Going line by line through the material below, tally those that contain the word "None" and give the count by itself.
□ □ □ □ □ □ □
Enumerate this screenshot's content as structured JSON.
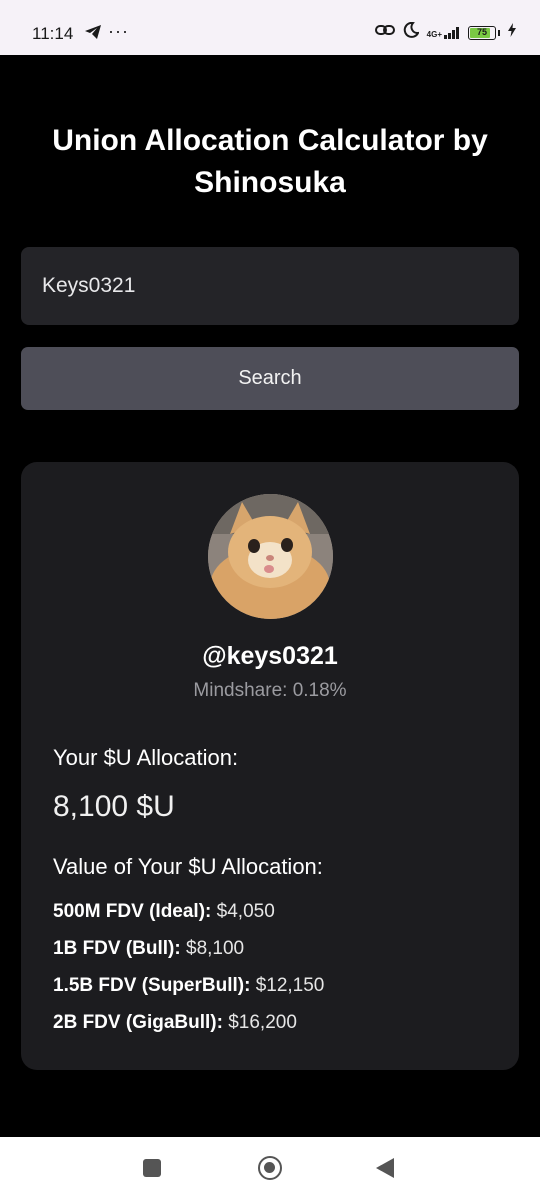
{
  "status_bar": {
    "time": "11:14",
    "dots": "···",
    "network": "4G+",
    "battery_level": "75",
    "battery_color": "#7ac943"
  },
  "app": {
    "title": "Union Allocation Calculator by Shinosuka"
  },
  "search": {
    "value": "Keys0321",
    "button_label": "Search"
  },
  "profile": {
    "handle": "@keys0321",
    "mindshare": "Mindshare: 0.18%",
    "allocation_label": "Your $U Allocation:",
    "allocation_value": "8,100 $U",
    "value_heading": "Value of Your $U Allocation:",
    "valuations": [
      {
        "label": "500M FDV (Ideal):",
        "value": "$4,050"
      },
      {
        "label": "1B FDV (Bull):",
        "value": "$8,100"
      },
      {
        "label": "1.5B FDV (SuperBull):",
        "value": "$12,150"
      },
      {
        "label": "2B FDV (GigaBull):",
        "value": "$16,200"
      }
    ]
  },
  "colors": {
    "background": "#000000",
    "card": "#1c1c1f",
    "input": "#242428",
    "button": "#4e4e58",
    "muted_text": "#9b9ba0"
  }
}
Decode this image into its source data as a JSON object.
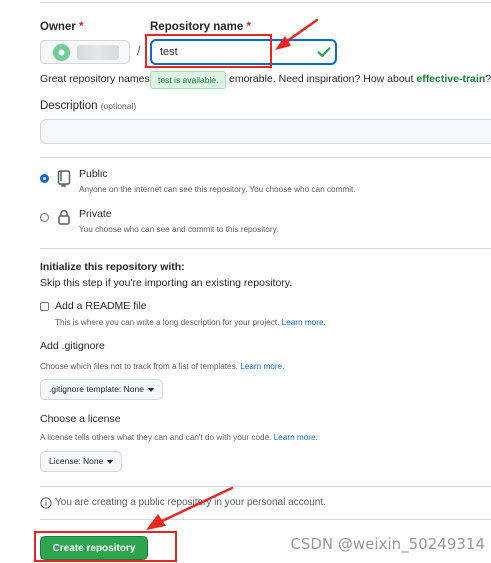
{
  "owner": {
    "label": "Owner",
    "required_mark": "*"
  },
  "repo": {
    "label": "Repository name",
    "required_mark": "*",
    "value": "test",
    "slash": "/",
    "availability_tooltip": "test is available."
  },
  "suggestion": {
    "prefix": "Great repository names",
    "middle": "emorable. Need inspiration? How about",
    "suggested_name": "effective-train",
    "suffix": "?"
  },
  "description": {
    "label": "Description",
    "optional": "(optional)",
    "value": ""
  },
  "visibility": {
    "public": {
      "title": "Public",
      "desc": "Anyone on the internet can see this repository. You choose who can commit.",
      "selected": true
    },
    "private": {
      "title": "Private",
      "desc": "You choose who can see and commit to this repository.",
      "selected": false
    }
  },
  "initialize": {
    "title": "Initialize this repository with:",
    "subtitle": "Skip this step if you're importing an existing repository.",
    "readme": {
      "label": "Add a README file",
      "desc": "This is where you can write a long description for your project.",
      "link": "Learn more.",
      "checked": false
    },
    "gitignore": {
      "title": "Add .gitignore",
      "desc": "Choose which files not to track from a list of templates.",
      "link": "Learn more.",
      "select_label": ".gitignore template: None"
    },
    "license": {
      "title": "Choose a license",
      "desc": "A license tells others what they can and can't do with your code.",
      "link": "Learn more.",
      "select_label": "License: None"
    }
  },
  "notice": "You are creating a public repository in your personal account.",
  "create_button": "Create repository",
  "watermark": "CSDN @weixin_50249314",
  "colors": {
    "annotation": "#e8261f",
    "primary_button": "#2da44e",
    "link": "#0969da",
    "suggestion": "#1a7f37"
  },
  "icons": {
    "check": "check-icon",
    "repo": "repo-icon",
    "lock": "lock-icon",
    "info": "info-icon",
    "arrow": "red-arrow-annotation"
  }
}
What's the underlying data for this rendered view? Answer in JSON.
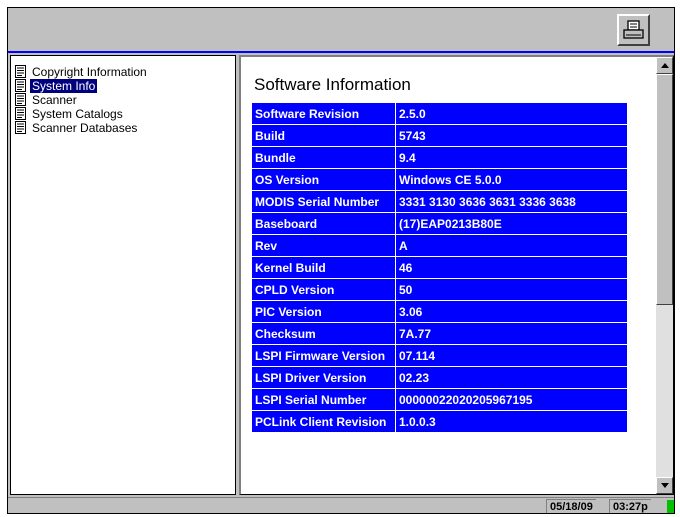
{
  "toolbar": {
    "print_icon": "printer-icon"
  },
  "tree": {
    "items": [
      {
        "label": "Copyright Information",
        "selected": false
      },
      {
        "label": "System Info",
        "selected": true
      },
      {
        "label": "Scanner",
        "selected": false
      },
      {
        "label": "System Catalogs",
        "selected": false
      },
      {
        "label": "Scanner Databases",
        "selected": false
      }
    ]
  },
  "main": {
    "title": "Software Information",
    "rows": [
      {
        "key": "Software Revision",
        "value": "2.5.0"
      },
      {
        "key": "Build",
        "value": "5743"
      },
      {
        "key": "Bundle",
        "value": "9.4"
      },
      {
        "key": "OS Version",
        "value": "Windows CE 5.0.0"
      },
      {
        "key": "MODIS Serial Number",
        "value": "3331 3130 3636 3631 3336 3638"
      },
      {
        "key": "Baseboard",
        "value": "(17)EAP0213B80E"
      },
      {
        "key": "Rev",
        "value": "A"
      },
      {
        "key": "Kernel Build",
        "value": "46"
      },
      {
        "key": "CPLD Version",
        "value": "50"
      },
      {
        "key": "PIC Version",
        "value": "3.06"
      },
      {
        "key": "Checksum",
        "value": "7A.77"
      },
      {
        "key": "LSPI Firmware Version",
        "value": "07.114"
      },
      {
        "key": "LSPI Driver Version",
        "value": "02.23"
      },
      {
        "key": "LSPI Serial Number",
        "value": "00000022020205967195"
      },
      {
        "key": "PCLink Client Revision",
        "value": "1.0.0.3"
      }
    ]
  },
  "status": {
    "date": "05/18/09",
    "time": "03:27p"
  },
  "colors": {
    "table_bg": "#0000ff",
    "selection": "#00007f",
    "chrome": "#c0c0c0",
    "indicator": "#00c000"
  }
}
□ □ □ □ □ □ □
### Problem solution
2